Ireland's construction industry is beginning to show strength after the debilitating crash which saw projects across the country grind to a halt, navbug.com reports.
Ireland was among the worst affected by the financial crash, seeing property values plummet to a level where many new builds became almost worthless. As such, even large scale developments - which were just days away from being completed - ended up being abandoned. Even worse still, this came amid a huge property boom in Ireland, meaning there were a great many projects which ended up being hit.
Now, with finances looking more settled and confidence starting to return, Ireland's construction sector has started to report positive figures once more.
The Ulster Bank Construction PMI report recently showed that activity has risen at its fastest pace since January 2006. Meanwhile, employment in the construction sector made the huge leap from 6,400 to 102,700 - a 1,505 per cent increase.
With Ireland set to come out of its international bail out next month, Dublin is targeting rapid growth, with tax breaks thought to be just one of the methods expected to be put in place by the next Budget announcement.

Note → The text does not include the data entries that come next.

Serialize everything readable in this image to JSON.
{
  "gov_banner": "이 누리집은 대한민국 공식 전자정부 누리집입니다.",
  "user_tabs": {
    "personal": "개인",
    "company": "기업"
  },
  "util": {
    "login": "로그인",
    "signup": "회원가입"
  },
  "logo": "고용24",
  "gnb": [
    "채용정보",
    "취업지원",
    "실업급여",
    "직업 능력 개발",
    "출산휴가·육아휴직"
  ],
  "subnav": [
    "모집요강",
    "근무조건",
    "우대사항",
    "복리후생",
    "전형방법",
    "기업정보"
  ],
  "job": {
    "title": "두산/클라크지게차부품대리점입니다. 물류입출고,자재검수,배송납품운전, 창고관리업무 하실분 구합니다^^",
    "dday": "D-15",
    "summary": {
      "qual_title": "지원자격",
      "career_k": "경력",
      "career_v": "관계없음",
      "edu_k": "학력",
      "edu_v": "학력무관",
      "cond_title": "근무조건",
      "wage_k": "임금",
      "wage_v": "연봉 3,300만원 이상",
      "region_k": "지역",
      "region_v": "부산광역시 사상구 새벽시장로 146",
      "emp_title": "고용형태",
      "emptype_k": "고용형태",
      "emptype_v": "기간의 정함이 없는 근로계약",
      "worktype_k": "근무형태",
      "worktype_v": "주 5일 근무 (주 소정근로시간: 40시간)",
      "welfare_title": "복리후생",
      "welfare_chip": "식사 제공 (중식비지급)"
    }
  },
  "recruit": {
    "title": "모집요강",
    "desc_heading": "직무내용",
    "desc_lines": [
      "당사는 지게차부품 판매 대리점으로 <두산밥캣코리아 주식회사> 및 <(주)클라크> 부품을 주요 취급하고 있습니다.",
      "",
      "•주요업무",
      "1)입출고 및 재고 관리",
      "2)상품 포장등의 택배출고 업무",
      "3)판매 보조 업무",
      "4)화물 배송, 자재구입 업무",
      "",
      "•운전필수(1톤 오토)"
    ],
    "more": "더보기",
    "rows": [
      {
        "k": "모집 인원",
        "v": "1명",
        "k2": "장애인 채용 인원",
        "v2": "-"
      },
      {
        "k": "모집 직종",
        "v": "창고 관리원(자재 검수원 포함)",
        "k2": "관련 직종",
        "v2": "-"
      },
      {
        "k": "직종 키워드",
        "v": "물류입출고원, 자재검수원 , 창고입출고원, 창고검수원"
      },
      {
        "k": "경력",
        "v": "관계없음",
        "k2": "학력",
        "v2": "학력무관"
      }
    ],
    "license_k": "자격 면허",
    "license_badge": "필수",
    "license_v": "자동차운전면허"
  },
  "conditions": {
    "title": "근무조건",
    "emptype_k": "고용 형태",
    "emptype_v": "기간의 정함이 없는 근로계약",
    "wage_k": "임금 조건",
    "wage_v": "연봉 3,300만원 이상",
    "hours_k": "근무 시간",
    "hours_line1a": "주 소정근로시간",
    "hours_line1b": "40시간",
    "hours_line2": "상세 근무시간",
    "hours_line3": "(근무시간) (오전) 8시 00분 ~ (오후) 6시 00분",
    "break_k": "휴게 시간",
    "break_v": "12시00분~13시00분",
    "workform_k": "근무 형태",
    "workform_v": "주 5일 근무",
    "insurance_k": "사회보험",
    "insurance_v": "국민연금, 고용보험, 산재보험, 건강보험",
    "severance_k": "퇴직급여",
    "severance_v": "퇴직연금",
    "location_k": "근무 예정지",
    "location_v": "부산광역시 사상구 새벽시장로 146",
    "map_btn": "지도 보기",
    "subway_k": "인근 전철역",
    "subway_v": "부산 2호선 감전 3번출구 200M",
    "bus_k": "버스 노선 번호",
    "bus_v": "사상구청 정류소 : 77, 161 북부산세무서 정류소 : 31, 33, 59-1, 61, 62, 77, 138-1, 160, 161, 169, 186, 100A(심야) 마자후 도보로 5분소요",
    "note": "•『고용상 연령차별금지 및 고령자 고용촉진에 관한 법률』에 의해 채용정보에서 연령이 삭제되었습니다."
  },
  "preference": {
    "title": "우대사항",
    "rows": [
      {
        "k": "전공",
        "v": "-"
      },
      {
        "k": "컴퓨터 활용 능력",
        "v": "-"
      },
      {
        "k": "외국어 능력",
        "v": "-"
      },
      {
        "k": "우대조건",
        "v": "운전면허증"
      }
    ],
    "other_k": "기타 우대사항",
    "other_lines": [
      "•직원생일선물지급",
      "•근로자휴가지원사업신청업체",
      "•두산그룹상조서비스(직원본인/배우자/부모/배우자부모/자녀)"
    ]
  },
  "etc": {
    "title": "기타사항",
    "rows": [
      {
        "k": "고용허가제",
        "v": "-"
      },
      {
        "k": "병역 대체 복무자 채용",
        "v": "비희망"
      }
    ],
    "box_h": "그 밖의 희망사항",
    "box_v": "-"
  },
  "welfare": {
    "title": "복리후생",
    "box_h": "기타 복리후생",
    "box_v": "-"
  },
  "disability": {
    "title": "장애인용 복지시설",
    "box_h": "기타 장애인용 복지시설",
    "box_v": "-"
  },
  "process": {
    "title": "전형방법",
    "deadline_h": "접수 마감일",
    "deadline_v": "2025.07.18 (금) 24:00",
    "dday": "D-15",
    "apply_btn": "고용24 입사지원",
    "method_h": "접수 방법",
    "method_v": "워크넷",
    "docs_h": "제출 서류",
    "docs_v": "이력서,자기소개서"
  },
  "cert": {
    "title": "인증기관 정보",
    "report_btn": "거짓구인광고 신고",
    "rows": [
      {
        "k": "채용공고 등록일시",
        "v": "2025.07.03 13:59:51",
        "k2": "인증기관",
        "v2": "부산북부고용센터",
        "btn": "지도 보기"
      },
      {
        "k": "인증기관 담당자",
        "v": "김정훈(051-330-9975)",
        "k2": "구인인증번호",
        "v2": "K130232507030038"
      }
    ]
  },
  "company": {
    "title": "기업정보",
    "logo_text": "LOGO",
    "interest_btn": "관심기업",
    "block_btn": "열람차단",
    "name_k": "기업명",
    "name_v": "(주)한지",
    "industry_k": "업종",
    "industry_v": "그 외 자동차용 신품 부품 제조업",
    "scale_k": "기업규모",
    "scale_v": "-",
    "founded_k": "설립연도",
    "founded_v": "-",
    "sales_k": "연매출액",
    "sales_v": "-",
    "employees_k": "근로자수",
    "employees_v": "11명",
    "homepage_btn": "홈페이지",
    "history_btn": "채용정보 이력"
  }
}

"We are finally seeing encouraging signs of recovery in housing and commercial construction activity," Ulster Bank economist Simon Barry told ft.com. "The rate of increase in new business levels in construction suggests ongoing expansion in the sector."